In a scene unthinkable just a decade ago, as ties between the countries frayed over Turkey’s support for Islamist groups in the Middle East, Erdogan pulled Sheikh Mohammed in for a big hug.
Erdogan’s trip on Tuesday marks his second trip to the United Arab Emirates this year as Turkey, diplomatically isolated and in desperate need of foreign currency and investment, seeks to mend fences with old enemies – including most recently with Saudi Arabia.
Since the coronavirus pandemic and the US withdrawal from the region, the United Arab Emirates has also changed its foreign policy, seeking detentes with rivals as bloody wars have helped fuel Yemen and Libya into a stalemate and the Iran is advancing with its nuclear program.
During Sheikh Mohammed’s visit to Ankara last fall, the United Arab Emirates pledged $10 billion to boost investment in Turkey. Ahead of Erdogan’s first state visit to the United Arab Emirates in nine years in February, the countries agreed to a currency swap equivalent to nearly $5 billion.
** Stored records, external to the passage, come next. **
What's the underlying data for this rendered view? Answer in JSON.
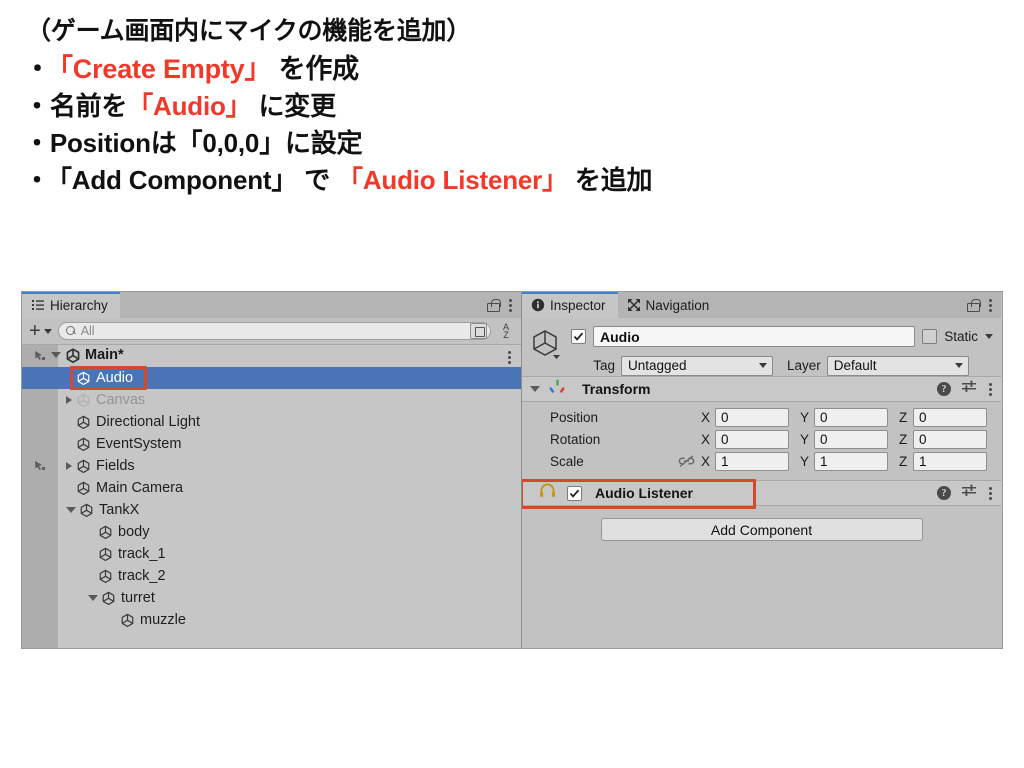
{
  "slide": {
    "lines": [
      {
        "id": "line-title",
        "parts": [
          {
            "text": "（ゲーム画面内にマイクの機能を追加）",
            "hl": false
          }
        ]
      },
      {
        "id": "line-create-empty",
        "bullet": "・",
        "parts": [
          {
            "text": "「Create Empty」",
            "hl": true
          },
          {
            "text": " を作成",
            "hl": false
          }
        ]
      },
      {
        "id": "line-rename",
        "bullet": "・",
        "parts": [
          {
            "text": "名前を",
            "hl": false
          },
          {
            "text": "「Audio」",
            "hl": true
          },
          {
            "text": " に変更",
            "hl": false
          }
        ]
      },
      {
        "id": "line-position",
        "bullet": "・",
        "parts": [
          {
            "text": "Positionは「0,0,0」に設定",
            "hl": false
          }
        ]
      },
      {
        "id": "line-add-component",
        "bullet": "・",
        "parts": [
          {
            "text": " 「Add Component」 で ",
            "hl": false
          },
          {
            "text": "「Audio Listener」",
            "hl": true
          },
          {
            "text": " を追加",
            "hl": false
          }
        ]
      }
    ],
    "plain": {
      "title": "（ゲーム画面内にマイクの機能を追加）",
      "l1_a": "「Create Empty」",
      "l1_b": " を作成",
      "l2_a": "名前を",
      "l2_b": "「Audio」",
      "l2_c": " に変更",
      "l3": "Positionは「0,0,0」に設定",
      "l4_a": "「Add Component」 で ",
      "l4_b": "「Audio Listener」",
      "l4_c": " を追加",
      "bullet": "・"
    },
    "highlight_color": "#f0392b",
    "text_color": "#111111"
  },
  "hierarchy": {
    "tab": {
      "label": "Hierarchy",
      "icon": "list-icon",
      "active": true
    },
    "lock_icon": "lock-icon",
    "menu_icon": "kebab-menu-icon",
    "toolbar": {
      "add_label": "+",
      "add_icon": "plus-icon",
      "search_placeholder": "All",
      "search_value": "",
      "search_icon": "search-icon",
      "popout_icon": "popout-icon",
      "sort_icon": "alpha-sort-icon",
      "sort_label_top": "A",
      "sort_label_bottom": "Z"
    },
    "scene": {
      "label": "Main*",
      "icon": "unity-scene-icon",
      "prefab_icon": "prefab-hand-icon",
      "expanded": true
    },
    "items": [
      {
        "name": "Audio",
        "indent": 1,
        "foldout": "none",
        "selected": true,
        "inactive": false,
        "highlighted": true
      },
      {
        "name": "Canvas",
        "indent": 1,
        "foldout": "closed",
        "selected": false,
        "inactive": true,
        "highlighted": false
      },
      {
        "name": "Directional Light",
        "indent": 1,
        "foldout": "none",
        "selected": false,
        "inactive": false,
        "highlighted": false
      },
      {
        "name": "EventSystem",
        "indent": 1,
        "foldout": "none",
        "selected": false,
        "inactive": false,
        "highlighted": false
      },
      {
        "name": "Fields",
        "indent": 1,
        "foldout": "closed",
        "selected": false,
        "inactive": false,
        "highlighted": false,
        "prefab": true
      },
      {
        "name": "Main Camera",
        "indent": 1,
        "foldout": "none",
        "selected": false,
        "inactive": false,
        "highlighted": false
      },
      {
        "name": "TankX",
        "indent": 1,
        "foldout": "open",
        "selected": false,
        "inactive": false,
        "highlighted": false
      },
      {
        "name": "body",
        "indent": 2,
        "foldout": "none",
        "selected": false,
        "inactive": false,
        "highlighted": false
      },
      {
        "name": "track_1",
        "indent": 2,
        "foldout": "none",
        "selected": false,
        "inactive": false,
        "highlighted": false
      },
      {
        "name": "track_2",
        "indent": 2,
        "foldout": "none",
        "selected": false,
        "inactive": false,
        "highlighted": false
      },
      {
        "name": "turret",
        "indent": 2,
        "foldout": "open",
        "selected": false,
        "inactive": false,
        "highlighted": false
      },
      {
        "name": "muzzle",
        "indent": 3,
        "foldout": "none",
        "selected": false,
        "inactive": false,
        "highlighted": false
      }
    ],
    "selection_color": "#4a74b5",
    "highlight_box_color": "#d4482c"
  },
  "inspector": {
    "tabs": [
      {
        "label": "Inspector",
        "icon": "info-icon",
        "active": true
      },
      {
        "label": "Navigation",
        "icon": "navigation-icon",
        "active": false
      }
    ],
    "lock_icon": "lock-icon",
    "menu_icon": "kebab-menu-icon",
    "object_header": {
      "icon": "gameobject-cube-icon",
      "enabled": true,
      "name": "Audio",
      "static_label": "Static",
      "static_checked": false,
      "tag_label": "Tag",
      "tag_value": "Untagged",
      "layer_label": "Layer",
      "layer_value": "Default"
    },
    "components": [
      {
        "id": "transform",
        "title": "Transform",
        "icon": "transform-axis-icon",
        "expanded": true,
        "highlighted": false,
        "has_checkbox": false,
        "help_icon": "help-icon",
        "preset_icon": "preset-icon",
        "menu_icon": "kebab-menu-icon",
        "rows": [
          {
            "label": "Position",
            "link": false,
            "axes": [
              {
                "axis": "X",
                "value": "0"
              },
              {
                "axis": "Y",
                "value": "0"
              },
              {
                "axis": "Z",
                "value": "0"
              }
            ]
          },
          {
            "label": "Rotation",
            "link": false,
            "axes": [
              {
                "axis": "X",
                "value": "0"
              },
              {
                "axis": "Y",
                "value": "0"
              },
              {
                "axis": "Z",
                "value": "0"
              }
            ]
          },
          {
            "label": "Scale",
            "link": true,
            "axes": [
              {
                "axis": "X",
                "value": "1"
              },
              {
                "axis": "Y",
                "value": "1"
              },
              {
                "axis": "Z",
                "value": "1"
              }
            ]
          }
        ]
      },
      {
        "id": "audio-listener",
        "title": "Audio Listener",
        "icon": "headphones-icon",
        "icon_color": "#c8941a",
        "expanded": false,
        "highlighted": true,
        "has_checkbox": true,
        "checked": true,
        "help_icon": "help-icon",
        "preset_icon": "preset-icon",
        "menu_icon": "kebab-menu-icon",
        "rows": []
      }
    ],
    "add_component_label": "Add Component",
    "highlight_box_color": "#d4482c"
  }
}
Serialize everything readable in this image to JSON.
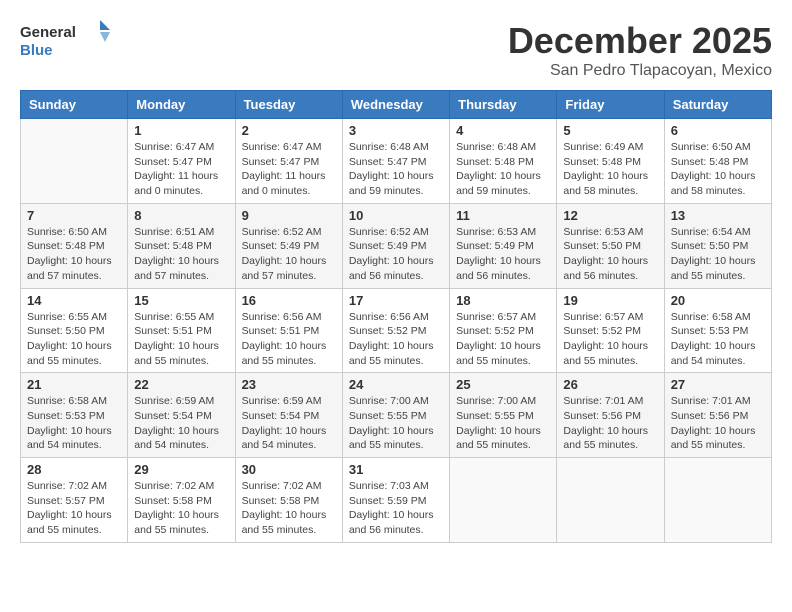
{
  "header": {
    "logo_general": "General",
    "logo_blue": "Blue",
    "month_title": "December 2025",
    "location": "San Pedro Tlapacoyan, Mexico"
  },
  "days_of_week": [
    "Sunday",
    "Monday",
    "Tuesday",
    "Wednesday",
    "Thursday",
    "Friday",
    "Saturday"
  ],
  "weeks": [
    [
      {
        "day": "",
        "sunrise": "",
        "sunset": "",
        "daylight": ""
      },
      {
        "day": "1",
        "sunrise": "Sunrise: 6:47 AM",
        "sunset": "Sunset: 5:47 PM",
        "daylight": "Daylight: 11 hours and 0 minutes."
      },
      {
        "day": "2",
        "sunrise": "Sunrise: 6:47 AM",
        "sunset": "Sunset: 5:47 PM",
        "daylight": "Daylight: 11 hours and 0 minutes."
      },
      {
        "day": "3",
        "sunrise": "Sunrise: 6:48 AM",
        "sunset": "Sunset: 5:47 PM",
        "daylight": "Daylight: 10 hours and 59 minutes."
      },
      {
        "day": "4",
        "sunrise": "Sunrise: 6:48 AM",
        "sunset": "Sunset: 5:48 PM",
        "daylight": "Daylight: 10 hours and 59 minutes."
      },
      {
        "day": "5",
        "sunrise": "Sunrise: 6:49 AM",
        "sunset": "Sunset: 5:48 PM",
        "daylight": "Daylight: 10 hours and 58 minutes."
      },
      {
        "day": "6",
        "sunrise": "Sunrise: 6:50 AM",
        "sunset": "Sunset: 5:48 PM",
        "daylight": "Daylight: 10 hours and 58 minutes."
      }
    ],
    [
      {
        "day": "7",
        "sunrise": "Sunrise: 6:50 AM",
        "sunset": "Sunset: 5:48 PM",
        "daylight": "Daylight: 10 hours and 57 minutes."
      },
      {
        "day": "8",
        "sunrise": "Sunrise: 6:51 AM",
        "sunset": "Sunset: 5:48 PM",
        "daylight": "Daylight: 10 hours and 57 minutes."
      },
      {
        "day": "9",
        "sunrise": "Sunrise: 6:52 AM",
        "sunset": "Sunset: 5:49 PM",
        "daylight": "Daylight: 10 hours and 57 minutes."
      },
      {
        "day": "10",
        "sunrise": "Sunrise: 6:52 AM",
        "sunset": "Sunset: 5:49 PM",
        "daylight": "Daylight: 10 hours and 56 minutes."
      },
      {
        "day": "11",
        "sunrise": "Sunrise: 6:53 AM",
        "sunset": "Sunset: 5:49 PM",
        "daylight": "Daylight: 10 hours and 56 minutes."
      },
      {
        "day": "12",
        "sunrise": "Sunrise: 6:53 AM",
        "sunset": "Sunset: 5:50 PM",
        "daylight": "Daylight: 10 hours and 56 minutes."
      },
      {
        "day": "13",
        "sunrise": "Sunrise: 6:54 AM",
        "sunset": "Sunset: 5:50 PM",
        "daylight": "Daylight: 10 hours and 55 minutes."
      }
    ],
    [
      {
        "day": "14",
        "sunrise": "Sunrise: 6:55 AM",
        "sunset": "Sunset: 5:50 PM",
        "daylight": "Daylight: 10 hours and 55 minutes."
      },
      {
        "day": "15",
        "sunrise": "Sunrise: 6:55 AM",
        "sunset": "Sunset: 5:51 PM",
        "daylight": "Daylight: 10 hours and 55 minutes."
      },
      {
        "day": "16",
        "sunrise": "Sunrise: 6:56 AM",
        "sunset": "Sunset: 5:51 PM",
        "daylight": "Daylight: 10 hours and 55 minutes."
      },
      {
        "day": "17",
        "sunrise": "Sunrise: 6:56 AM",
        "sunset": "Sunset: 5:52 PM",
        "daylight": "Daylight: 10 hours and 55 minutes."
      },
      {
        "day": "18",
        "sunrise": "Sunrise: 6:57 AM",
        "sunset": "Sunset: 5:52 PM",
        "daylight": "Daylight: 10 hours and 55 minutes."
      },
      {
        "day": "19",
        "sunrise": "Sunrise: 6:57 AM",
        "sunset": "Sunset: 5:52 PM",
        "daylight": "Daylight: 10 hours and 55 minutes."
      },
      {
        "day": "20",
        "sunrise": "Sunrise: 6:58 AM",
        "sunset": "Sunset: 5:53 PM",
        "daylight": "Daylight: 10 hours and 54 minutes."
      }
    ],
    [
      {
        "day": "21",
        "sunrise": "Sunrise: 6:58 AM",
        "sunset": "Sunset: 5:53 PM",
        "daylight": "Daylight: 10 hours and 54 minutes."
      },
      {
        "day": "22",
        "sunrise": "Sunrise: 6:59 AM",
        "sunset": "Sunset: 5:54 PM",
        "daylight": "Daylight: 10 hours and 54 minutes."
      },
      {
        "day": "23",
        "sunrise": "Sunrise: 6:59 AM",
        "sunset": "Sunset: 5:54 PM",
        "daylight": "Daylight: 10 hours and 54 minutes."
      },
      {
        "day": "24",
        "sunrise": "Sunrise: 7:00 AM",
        "sunset": "Sunset: 5:55 PM",
        "daylight": "Daylight: 10 hours and 55 minutes."
      },
      {
        "day": "25",
        "sunrise": "Sunrise: 7:00 AM",
        "sunset": "Sunset: 5:55 PM",
        "daylight": "Daylight: 10 hours and 55 minutes."
      },
      {
        "day": "26",
        "sunrise": "Sunrise: 7:01 AM",
        "sunset": "Sunset: 5:56 PM",
        "daylight": "Daylight: 10 hours and 55 minutes."
      },
      {
        "day": "27",
        "sunrise": "Sunrise: 7:01 AM",
        "sunset": "Sunset: 5:56 PM",
        "daylight": "Daylight: 10 hours and 55 minutes."
      }
    ],
    [
      {
        "day": "28",
        "sunrise": "Sunrise: 7:02 AM",
        "sunset": "Sunset: 5:57 PM",
        "daylight": "Daylight: 10 hours and 55 minutes."
      },
      {
        "day": "29",
        "sunrise": "Sunrise: 7:02 AM",
        "sunset": "Sunset: 5:58 PM",
        "daylight": "Daylight: 10 hours and 55 minutes."
      },
      {
        "day": "30",
        "sunrise": "Sunrise: 7:02 AM",
        "sunset": "Sunset: 5:58 PM",
        "daylight": "Daylight: 10 hours and 55 minutes."
      },
      {
        "day": "31",
        "sunrise": "Sunrise: 7:03 AM",
        "sunset": "Sunset: 5:59 PM",
        "daylight": "Daylight: 10 hours and 56 minutes."
      },
      {
        "day": "",
        "sunrise": "",
        "sunset": "",
        "daylight": ""
      },
      {
        "day": "",
        "sunrise": "",
        "sunset": "",
        "daylight": ""
      },
      {
        "day": "",
        "sunrise": "",
        "sunset": "",
        "daylight": ""
      }
    ]
  ]
}
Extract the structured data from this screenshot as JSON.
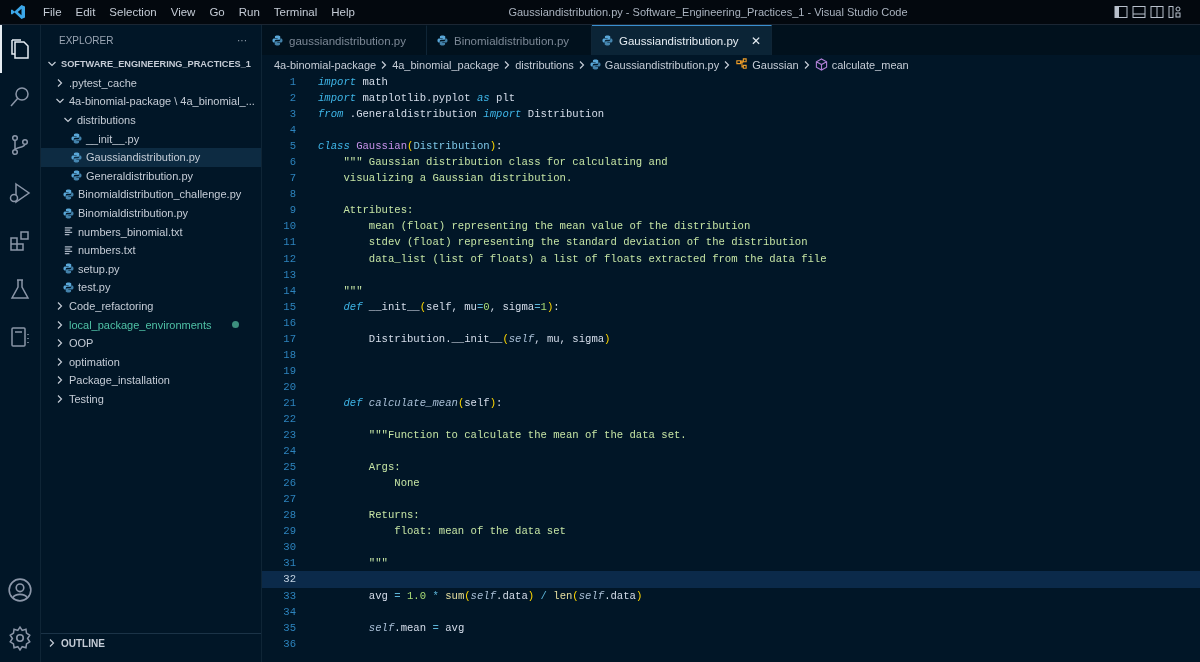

Trading volumes jumped more than 54% last year compared to 2020.
It’s a stark reversal from the aftermath of the popular uprisings of 2011. Gulf Arab states have moved on Turkey’s membership of the Muslim Brotherhood, which they consider a terrorist group. Turkey and the United Arab Emirates have been vying for influence in the region, backing opposing sides in Libya’s civil war and a Saudi-led boycott of Qatar.
Erdogan was just the latest dignitary to travel to oil-rich Abu Dhabi to pay his respects. In a dramatic display of the UAE’s influence abroad, an extraordinary array of presidents, prime ministers and princes have descended on the sheikh over the past few days to pay their respects and praise the succession.